Here’s a Washington Post article summarizing the National Petroleum Council summit on Thursday. The economics are pretty simple, and the statements coming out of the summit are in accordance with the economics: conservation in the short run, increased supply alternatives in the long run in keeping with the long lead times in exploration and in building liquefied natural gas terminals for LNG imports.
I would like to hear a more forceful, principled statement that retail competition and active demand are the best ways to encourage conservation. Much more effective than pleas to change your thermostat etc.

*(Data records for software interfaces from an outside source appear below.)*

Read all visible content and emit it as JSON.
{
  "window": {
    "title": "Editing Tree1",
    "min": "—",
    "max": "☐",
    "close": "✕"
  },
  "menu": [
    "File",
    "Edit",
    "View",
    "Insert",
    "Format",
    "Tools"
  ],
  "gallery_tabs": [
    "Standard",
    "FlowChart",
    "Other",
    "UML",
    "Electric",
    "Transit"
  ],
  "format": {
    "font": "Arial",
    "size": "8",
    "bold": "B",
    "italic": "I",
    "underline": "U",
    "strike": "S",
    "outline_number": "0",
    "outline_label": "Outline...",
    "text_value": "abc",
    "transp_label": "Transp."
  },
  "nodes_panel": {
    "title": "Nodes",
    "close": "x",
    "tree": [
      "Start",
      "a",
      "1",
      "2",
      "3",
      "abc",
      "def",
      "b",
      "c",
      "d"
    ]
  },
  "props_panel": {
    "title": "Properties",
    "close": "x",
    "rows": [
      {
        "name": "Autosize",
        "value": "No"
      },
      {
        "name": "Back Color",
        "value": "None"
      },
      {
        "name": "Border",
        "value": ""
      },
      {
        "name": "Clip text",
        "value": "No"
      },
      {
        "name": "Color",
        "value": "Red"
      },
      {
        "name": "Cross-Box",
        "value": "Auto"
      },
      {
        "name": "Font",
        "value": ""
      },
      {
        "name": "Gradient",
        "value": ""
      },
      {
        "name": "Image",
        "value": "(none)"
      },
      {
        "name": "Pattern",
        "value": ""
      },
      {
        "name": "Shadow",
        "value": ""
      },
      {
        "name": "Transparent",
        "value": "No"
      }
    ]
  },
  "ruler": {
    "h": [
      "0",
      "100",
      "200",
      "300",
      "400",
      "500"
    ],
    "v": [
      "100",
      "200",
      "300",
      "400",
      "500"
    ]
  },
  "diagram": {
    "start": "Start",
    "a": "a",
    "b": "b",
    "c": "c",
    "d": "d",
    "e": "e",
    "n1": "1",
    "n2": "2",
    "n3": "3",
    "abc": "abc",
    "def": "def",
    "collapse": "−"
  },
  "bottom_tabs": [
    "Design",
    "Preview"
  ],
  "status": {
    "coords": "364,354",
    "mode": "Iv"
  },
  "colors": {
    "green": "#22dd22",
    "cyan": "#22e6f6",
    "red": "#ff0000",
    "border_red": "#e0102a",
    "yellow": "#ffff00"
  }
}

This Rigzone article (originally from Oil & Gas Advisory) highlights the demand side potential for conservation. It does so in a way and with a language that is much more within the traditional regulated context, talking about DSM programs (that’s demand side management) at utilities. Such a perspective reflects risk aversion and wanting to take baby steps toward meaningful two-sided retail markets. My take is more radical; why continue to discuss programs? Why not simply free utilities, gas and electric, to offer the contracts with the features that their customers want? If we’re smart enough to figure out what cell phone contracts we want, we’re smart enough to choose gas and electric contracts.